(Data extracted from a collection)
::::::

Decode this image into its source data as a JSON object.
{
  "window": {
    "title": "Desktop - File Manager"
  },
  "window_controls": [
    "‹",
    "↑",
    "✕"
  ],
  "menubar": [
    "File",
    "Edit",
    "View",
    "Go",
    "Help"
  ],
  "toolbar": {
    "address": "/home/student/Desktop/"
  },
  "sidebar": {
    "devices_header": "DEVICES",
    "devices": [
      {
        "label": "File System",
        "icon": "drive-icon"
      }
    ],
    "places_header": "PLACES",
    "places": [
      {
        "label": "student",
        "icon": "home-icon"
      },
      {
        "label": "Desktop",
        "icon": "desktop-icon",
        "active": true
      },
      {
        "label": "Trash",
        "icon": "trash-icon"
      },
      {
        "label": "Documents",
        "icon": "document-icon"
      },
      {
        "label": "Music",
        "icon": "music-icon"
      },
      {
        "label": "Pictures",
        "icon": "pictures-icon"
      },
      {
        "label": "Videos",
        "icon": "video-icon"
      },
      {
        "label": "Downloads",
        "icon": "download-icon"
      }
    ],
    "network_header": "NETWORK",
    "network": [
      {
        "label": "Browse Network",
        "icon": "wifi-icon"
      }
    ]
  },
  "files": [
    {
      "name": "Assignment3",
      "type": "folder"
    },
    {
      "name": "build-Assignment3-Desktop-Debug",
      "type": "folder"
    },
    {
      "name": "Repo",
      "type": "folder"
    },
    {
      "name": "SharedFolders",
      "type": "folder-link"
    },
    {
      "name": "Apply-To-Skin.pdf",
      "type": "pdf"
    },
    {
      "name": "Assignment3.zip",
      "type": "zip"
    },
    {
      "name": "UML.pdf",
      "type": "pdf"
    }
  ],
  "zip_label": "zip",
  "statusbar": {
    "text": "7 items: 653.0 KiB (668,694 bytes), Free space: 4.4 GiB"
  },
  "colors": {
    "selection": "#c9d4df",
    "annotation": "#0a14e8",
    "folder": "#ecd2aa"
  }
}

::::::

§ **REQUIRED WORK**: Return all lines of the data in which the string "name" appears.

§ **RESULT OF THIS EXERCISE**:
      "name": "Assignment3",
      "name": "build-Assignment3-Desktop-Debug",
      "name": "Repo",
      "name": "SharedFolders",
      "name": "Apply-To-Skin.pdf",
      "name": "Assignment3.zip",
      "name": "UML.pdf",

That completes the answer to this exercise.